Start of Block
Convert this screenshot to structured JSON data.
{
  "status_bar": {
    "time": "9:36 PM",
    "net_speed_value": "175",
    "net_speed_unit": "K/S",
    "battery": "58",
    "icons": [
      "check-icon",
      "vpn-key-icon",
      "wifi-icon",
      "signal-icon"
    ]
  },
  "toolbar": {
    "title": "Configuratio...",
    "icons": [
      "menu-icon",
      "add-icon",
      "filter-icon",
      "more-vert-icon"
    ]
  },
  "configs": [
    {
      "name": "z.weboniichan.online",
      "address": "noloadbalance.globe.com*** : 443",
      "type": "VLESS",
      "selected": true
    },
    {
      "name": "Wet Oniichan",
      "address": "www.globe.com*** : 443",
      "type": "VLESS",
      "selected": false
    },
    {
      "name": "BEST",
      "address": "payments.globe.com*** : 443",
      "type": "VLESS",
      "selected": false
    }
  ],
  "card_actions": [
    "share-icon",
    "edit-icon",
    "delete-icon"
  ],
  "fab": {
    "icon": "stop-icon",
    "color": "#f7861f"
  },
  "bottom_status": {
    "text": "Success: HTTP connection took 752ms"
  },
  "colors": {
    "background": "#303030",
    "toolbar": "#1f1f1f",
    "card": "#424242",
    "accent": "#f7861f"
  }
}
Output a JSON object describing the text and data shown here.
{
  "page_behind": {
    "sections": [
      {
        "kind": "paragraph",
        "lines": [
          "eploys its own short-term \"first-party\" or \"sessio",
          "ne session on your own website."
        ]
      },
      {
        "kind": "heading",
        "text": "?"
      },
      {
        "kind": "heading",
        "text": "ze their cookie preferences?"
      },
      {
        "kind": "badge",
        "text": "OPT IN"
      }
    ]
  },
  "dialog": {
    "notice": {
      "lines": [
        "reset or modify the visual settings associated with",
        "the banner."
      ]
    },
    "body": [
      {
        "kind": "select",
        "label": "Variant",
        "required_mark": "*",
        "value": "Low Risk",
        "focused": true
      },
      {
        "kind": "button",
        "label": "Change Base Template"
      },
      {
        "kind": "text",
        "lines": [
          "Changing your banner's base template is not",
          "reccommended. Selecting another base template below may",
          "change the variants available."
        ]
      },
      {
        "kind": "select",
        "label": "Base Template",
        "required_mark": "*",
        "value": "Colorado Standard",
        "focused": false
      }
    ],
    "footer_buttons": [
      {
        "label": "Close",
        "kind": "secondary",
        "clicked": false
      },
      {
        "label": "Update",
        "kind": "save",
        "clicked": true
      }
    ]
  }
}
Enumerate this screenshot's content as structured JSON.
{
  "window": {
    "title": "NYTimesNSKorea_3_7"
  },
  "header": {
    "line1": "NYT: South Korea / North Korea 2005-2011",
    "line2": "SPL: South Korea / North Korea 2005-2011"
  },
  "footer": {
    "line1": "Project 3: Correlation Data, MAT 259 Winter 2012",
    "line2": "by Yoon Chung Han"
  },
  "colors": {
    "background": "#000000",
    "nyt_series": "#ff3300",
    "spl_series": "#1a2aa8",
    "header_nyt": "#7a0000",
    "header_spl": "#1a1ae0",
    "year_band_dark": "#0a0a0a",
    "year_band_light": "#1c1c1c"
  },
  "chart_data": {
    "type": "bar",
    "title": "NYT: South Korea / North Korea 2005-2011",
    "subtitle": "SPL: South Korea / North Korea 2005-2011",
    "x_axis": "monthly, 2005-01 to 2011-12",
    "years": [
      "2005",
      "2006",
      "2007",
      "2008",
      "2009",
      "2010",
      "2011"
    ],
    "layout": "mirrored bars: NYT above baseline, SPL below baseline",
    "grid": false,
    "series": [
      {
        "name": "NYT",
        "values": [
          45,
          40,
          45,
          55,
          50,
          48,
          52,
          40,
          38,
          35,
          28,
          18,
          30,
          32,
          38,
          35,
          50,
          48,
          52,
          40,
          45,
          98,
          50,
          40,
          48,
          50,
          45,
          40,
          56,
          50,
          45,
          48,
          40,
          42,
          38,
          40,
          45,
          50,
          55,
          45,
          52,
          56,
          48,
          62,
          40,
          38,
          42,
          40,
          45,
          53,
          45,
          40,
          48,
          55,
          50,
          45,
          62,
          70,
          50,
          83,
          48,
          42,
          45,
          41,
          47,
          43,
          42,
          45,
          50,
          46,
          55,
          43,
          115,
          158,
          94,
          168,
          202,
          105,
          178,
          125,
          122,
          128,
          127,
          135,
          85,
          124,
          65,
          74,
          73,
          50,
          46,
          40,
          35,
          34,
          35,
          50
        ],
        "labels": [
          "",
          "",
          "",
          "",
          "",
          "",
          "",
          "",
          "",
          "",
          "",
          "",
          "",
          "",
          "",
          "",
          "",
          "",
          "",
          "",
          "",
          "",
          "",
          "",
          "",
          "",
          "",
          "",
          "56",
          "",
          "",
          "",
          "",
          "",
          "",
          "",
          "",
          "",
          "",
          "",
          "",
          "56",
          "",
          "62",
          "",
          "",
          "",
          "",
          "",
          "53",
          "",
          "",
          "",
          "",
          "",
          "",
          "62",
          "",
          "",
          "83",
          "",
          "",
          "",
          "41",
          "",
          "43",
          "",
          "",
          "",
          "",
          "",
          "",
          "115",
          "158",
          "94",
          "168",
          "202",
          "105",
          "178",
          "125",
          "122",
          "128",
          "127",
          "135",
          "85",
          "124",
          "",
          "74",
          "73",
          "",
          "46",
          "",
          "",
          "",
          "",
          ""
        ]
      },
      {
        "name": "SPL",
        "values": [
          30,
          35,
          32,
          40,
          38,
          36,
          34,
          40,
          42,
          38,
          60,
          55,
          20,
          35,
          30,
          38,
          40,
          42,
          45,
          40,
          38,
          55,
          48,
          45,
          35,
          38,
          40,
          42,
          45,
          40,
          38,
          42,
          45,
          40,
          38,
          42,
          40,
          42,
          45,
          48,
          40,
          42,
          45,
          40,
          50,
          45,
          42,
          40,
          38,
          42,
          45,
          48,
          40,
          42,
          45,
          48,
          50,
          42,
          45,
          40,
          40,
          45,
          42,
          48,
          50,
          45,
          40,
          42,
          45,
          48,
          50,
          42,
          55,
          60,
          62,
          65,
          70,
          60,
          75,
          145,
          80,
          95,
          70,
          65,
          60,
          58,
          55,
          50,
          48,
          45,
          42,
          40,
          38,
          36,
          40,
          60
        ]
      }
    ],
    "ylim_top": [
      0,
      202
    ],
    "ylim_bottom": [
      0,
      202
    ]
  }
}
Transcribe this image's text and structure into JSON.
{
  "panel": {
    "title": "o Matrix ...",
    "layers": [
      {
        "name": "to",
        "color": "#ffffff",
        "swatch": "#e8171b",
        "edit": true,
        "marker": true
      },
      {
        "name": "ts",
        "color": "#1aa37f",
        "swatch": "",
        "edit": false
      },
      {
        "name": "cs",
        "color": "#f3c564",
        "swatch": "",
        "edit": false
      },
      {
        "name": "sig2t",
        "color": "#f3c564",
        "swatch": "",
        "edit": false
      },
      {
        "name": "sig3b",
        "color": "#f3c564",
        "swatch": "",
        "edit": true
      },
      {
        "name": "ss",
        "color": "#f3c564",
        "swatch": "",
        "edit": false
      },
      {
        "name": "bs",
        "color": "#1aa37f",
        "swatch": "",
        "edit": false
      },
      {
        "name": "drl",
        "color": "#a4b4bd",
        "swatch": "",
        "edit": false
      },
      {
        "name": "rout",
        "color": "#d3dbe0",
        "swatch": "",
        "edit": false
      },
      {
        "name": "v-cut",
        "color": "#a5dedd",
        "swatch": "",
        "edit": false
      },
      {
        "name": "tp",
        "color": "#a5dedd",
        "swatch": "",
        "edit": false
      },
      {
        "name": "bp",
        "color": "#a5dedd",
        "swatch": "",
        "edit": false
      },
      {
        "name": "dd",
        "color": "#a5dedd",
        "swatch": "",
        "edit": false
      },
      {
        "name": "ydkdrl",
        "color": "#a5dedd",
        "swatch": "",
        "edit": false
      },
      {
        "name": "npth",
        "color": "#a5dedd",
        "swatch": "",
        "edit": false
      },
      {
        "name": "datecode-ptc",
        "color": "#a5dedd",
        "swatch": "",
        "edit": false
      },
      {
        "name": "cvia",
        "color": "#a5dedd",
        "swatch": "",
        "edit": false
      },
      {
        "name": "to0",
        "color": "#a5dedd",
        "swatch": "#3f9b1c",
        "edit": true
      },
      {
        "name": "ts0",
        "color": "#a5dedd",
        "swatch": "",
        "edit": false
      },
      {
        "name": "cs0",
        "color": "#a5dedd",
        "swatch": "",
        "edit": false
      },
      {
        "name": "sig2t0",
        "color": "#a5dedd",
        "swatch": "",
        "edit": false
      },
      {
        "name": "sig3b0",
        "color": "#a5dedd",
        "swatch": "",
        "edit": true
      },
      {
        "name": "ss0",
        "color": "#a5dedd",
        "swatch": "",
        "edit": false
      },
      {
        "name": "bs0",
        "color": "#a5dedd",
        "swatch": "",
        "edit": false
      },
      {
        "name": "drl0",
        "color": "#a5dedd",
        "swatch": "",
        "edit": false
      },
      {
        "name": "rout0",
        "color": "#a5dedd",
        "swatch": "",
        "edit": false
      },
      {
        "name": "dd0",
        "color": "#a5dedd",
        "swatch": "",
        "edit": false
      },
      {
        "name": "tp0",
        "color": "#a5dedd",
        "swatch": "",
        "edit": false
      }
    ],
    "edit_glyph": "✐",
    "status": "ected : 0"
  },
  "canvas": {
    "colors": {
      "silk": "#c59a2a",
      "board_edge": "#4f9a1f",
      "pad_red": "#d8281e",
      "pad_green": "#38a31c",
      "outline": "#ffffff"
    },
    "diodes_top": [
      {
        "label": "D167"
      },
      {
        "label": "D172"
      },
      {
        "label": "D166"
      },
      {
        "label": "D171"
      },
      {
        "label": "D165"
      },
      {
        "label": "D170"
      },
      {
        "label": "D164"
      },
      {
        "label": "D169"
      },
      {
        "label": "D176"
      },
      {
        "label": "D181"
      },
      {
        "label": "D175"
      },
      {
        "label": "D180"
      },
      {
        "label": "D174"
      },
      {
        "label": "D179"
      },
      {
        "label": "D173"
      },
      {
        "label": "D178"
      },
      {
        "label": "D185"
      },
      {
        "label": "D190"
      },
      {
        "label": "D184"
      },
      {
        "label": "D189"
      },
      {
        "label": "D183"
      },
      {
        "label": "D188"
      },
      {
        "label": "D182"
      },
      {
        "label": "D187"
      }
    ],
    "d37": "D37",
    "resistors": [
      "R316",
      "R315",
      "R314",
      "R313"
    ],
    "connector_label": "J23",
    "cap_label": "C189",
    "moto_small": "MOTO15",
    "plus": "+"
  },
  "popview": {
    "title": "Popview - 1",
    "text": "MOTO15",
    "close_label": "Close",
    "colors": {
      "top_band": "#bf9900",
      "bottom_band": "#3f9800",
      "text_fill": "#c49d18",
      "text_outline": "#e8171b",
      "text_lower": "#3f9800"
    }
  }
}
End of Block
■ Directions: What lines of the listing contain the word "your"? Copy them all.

■ Answer box:
          "ne session on your own website."
          "Changing your banner's base template is not",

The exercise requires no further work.